The US Navy’s nuclear-powered Los Angeles-class fast-attack submarine USS Jacksonville (SSN 699) returned from her final deployment before she retires.
Sailors assigned to the submarine returned to their homeport at Joint Base Pearl Harbor-Hickam on August 10, following the successful completion of the submarine’s 15th deployment to the Western Pacific.
Jacksonville and her crew steamed more than 48,000 nautical miles while conducting maritime security operations and joint exercises with the Japanese Maritime Self-Defense Force and Indian navies.
“The crew performed superbly throughout the whole deployment,” said Cmdr. Steven Faulk, commanding officer, USS Jacksonville. “They represent the finest of what our country has to offer.”
While deployed, 33 submariners earned their qualification to wear the submarine warfare device, and 16 Sailors were advanced in paygrade.

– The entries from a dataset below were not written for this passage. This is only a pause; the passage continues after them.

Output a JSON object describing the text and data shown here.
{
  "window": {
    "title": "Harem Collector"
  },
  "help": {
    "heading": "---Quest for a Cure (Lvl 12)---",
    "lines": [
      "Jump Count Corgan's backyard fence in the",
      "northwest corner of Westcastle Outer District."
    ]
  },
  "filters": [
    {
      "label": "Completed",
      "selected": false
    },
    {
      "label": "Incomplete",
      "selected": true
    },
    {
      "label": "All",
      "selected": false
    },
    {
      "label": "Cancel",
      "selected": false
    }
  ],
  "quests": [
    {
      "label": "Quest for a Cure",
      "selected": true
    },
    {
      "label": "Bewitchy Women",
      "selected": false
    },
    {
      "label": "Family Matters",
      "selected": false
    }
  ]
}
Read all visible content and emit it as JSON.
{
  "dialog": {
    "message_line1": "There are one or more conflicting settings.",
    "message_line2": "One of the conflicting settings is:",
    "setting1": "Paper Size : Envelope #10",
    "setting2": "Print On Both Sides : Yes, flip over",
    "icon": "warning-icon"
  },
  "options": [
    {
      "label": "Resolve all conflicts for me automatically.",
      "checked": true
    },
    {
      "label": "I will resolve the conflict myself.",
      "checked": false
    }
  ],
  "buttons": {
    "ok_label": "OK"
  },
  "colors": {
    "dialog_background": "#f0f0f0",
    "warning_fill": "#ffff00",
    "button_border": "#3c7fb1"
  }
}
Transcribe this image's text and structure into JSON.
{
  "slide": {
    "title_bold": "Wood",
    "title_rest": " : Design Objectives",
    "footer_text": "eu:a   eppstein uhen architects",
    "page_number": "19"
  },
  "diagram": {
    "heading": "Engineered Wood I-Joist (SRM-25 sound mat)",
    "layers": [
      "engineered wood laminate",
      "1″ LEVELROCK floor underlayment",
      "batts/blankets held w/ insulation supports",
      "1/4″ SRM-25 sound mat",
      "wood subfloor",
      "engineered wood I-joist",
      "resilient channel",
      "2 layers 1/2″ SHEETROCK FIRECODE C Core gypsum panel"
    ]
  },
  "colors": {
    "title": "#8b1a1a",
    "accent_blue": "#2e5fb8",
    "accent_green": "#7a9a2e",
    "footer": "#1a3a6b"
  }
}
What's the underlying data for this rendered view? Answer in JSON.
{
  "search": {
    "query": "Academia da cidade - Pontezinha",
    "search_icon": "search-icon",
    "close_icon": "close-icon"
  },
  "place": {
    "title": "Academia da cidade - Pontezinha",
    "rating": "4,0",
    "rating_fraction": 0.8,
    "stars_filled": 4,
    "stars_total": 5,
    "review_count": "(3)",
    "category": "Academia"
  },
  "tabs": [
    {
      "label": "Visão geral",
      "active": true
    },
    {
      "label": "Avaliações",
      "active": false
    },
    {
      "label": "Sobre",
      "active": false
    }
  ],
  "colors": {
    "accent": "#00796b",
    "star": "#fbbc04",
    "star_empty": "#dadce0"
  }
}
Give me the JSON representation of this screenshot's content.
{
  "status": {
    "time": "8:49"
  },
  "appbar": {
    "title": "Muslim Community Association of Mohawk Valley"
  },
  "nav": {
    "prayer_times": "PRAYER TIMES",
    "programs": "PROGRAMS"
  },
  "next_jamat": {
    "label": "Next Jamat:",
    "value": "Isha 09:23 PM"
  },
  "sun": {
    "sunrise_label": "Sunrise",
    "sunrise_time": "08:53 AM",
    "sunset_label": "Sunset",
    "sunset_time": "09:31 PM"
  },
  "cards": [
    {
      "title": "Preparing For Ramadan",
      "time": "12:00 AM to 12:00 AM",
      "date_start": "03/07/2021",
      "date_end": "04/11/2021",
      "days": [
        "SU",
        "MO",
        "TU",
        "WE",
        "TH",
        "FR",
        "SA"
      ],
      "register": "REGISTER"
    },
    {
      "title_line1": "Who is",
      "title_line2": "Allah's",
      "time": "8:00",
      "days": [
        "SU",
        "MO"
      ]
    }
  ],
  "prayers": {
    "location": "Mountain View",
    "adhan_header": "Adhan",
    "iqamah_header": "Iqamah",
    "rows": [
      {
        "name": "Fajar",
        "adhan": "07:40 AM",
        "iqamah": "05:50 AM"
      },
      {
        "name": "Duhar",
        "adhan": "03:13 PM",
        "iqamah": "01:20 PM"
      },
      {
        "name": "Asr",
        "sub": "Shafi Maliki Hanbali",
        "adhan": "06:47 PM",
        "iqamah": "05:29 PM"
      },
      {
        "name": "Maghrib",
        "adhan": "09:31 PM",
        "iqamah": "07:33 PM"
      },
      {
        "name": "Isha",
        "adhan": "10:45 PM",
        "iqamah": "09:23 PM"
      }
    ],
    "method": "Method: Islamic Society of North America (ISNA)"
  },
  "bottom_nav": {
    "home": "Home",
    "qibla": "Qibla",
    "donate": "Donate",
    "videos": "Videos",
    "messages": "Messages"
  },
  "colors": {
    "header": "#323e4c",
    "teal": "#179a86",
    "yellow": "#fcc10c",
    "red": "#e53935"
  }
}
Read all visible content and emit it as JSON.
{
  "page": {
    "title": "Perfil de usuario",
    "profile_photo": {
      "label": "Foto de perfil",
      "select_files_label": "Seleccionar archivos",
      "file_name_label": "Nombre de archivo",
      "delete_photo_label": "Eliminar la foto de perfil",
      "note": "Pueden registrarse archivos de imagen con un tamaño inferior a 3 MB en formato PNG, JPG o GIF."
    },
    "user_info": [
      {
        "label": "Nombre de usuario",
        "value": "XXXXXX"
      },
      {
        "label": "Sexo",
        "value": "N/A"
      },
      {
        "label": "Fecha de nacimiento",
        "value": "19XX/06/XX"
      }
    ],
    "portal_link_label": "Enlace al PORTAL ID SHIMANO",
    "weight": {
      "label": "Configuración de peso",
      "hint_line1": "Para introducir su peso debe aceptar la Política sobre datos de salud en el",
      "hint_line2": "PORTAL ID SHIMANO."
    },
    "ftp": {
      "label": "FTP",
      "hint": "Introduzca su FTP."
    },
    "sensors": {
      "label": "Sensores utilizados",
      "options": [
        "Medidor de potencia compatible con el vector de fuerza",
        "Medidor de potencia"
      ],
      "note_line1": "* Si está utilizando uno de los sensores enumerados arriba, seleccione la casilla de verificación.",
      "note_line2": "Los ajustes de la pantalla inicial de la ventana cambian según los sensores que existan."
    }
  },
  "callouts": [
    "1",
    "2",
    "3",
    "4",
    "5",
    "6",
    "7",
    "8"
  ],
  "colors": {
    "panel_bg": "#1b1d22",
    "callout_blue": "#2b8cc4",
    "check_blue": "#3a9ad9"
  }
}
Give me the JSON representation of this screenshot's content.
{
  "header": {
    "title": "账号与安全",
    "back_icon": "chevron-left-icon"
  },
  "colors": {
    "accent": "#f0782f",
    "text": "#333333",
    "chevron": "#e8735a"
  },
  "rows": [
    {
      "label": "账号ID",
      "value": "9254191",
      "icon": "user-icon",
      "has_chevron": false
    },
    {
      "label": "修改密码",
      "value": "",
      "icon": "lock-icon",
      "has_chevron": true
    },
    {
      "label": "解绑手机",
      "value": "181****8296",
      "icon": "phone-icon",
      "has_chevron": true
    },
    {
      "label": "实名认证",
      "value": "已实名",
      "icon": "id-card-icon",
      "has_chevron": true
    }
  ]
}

The crew also conducted various port calls to Bahrain, Guam, Oman, and Singapore.
“Everyone aboard performed their duties exceptionally well,” said Master Chief Electronics Technician (Submarine) Kevin Rollert, Jacksonville’s chief of the boat. “Being deployed for eight months is challenging, and the crew stepped up to the challenge and executed perfectly.
Rollert added, the crew was a tremendous asset to the operational commander, and everyone gained important experiences during the 209 days out at sea.
Commissioned May 16, 1981, USS Jacksonville is named after Jacksonville, the largest and most populous city in Florida, and is the first ship to bear the name.
Jacksonville is set to start her distmantling process this year with the inactivation set for 2018.